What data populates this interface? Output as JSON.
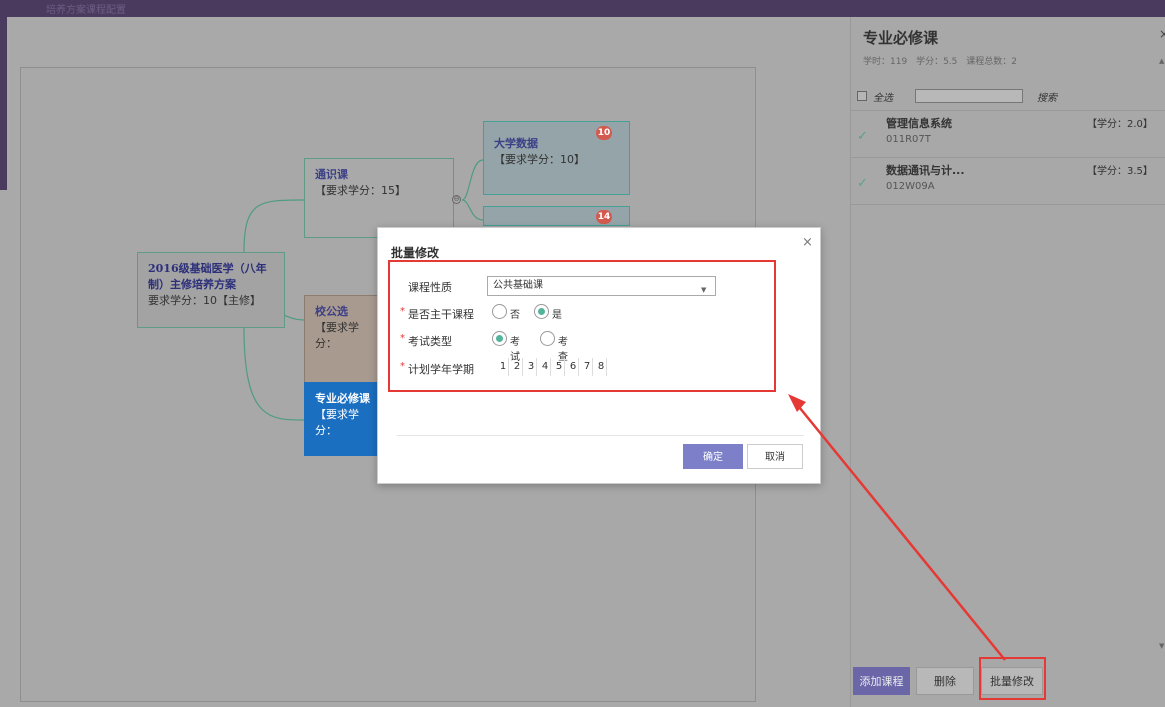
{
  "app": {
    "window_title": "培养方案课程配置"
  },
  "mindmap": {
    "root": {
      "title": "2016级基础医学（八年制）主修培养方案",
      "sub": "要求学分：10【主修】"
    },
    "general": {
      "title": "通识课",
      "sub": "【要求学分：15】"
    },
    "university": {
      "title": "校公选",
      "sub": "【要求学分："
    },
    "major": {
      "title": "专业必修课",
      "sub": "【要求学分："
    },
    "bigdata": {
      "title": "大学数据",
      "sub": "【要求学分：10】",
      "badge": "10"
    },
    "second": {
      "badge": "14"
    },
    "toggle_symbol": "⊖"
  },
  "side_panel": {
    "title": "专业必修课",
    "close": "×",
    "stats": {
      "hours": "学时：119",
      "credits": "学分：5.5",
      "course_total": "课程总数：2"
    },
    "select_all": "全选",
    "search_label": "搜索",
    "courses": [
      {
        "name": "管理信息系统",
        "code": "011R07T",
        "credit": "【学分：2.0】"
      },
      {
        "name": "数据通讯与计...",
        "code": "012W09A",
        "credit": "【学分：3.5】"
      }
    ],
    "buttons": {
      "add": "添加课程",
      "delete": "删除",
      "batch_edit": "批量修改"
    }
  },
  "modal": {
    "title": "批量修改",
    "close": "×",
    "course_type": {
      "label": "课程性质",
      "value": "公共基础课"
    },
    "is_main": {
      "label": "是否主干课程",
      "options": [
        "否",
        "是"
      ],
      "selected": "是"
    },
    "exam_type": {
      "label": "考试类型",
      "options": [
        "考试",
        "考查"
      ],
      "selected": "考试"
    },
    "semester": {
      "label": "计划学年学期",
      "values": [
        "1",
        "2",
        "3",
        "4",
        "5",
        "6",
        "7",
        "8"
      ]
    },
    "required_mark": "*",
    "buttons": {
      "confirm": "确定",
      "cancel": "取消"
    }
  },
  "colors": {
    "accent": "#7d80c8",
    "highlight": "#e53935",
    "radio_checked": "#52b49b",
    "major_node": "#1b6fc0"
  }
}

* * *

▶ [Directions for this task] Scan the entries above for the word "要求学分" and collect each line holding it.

▶ [Solved exercise]
      "sub": "要求学分：10【主修】"
      "sub": "【要求学分：15】"
      "sub": "【要求学分："
      "sub": "【要求学分："
      "sub": "【要求学分：10】",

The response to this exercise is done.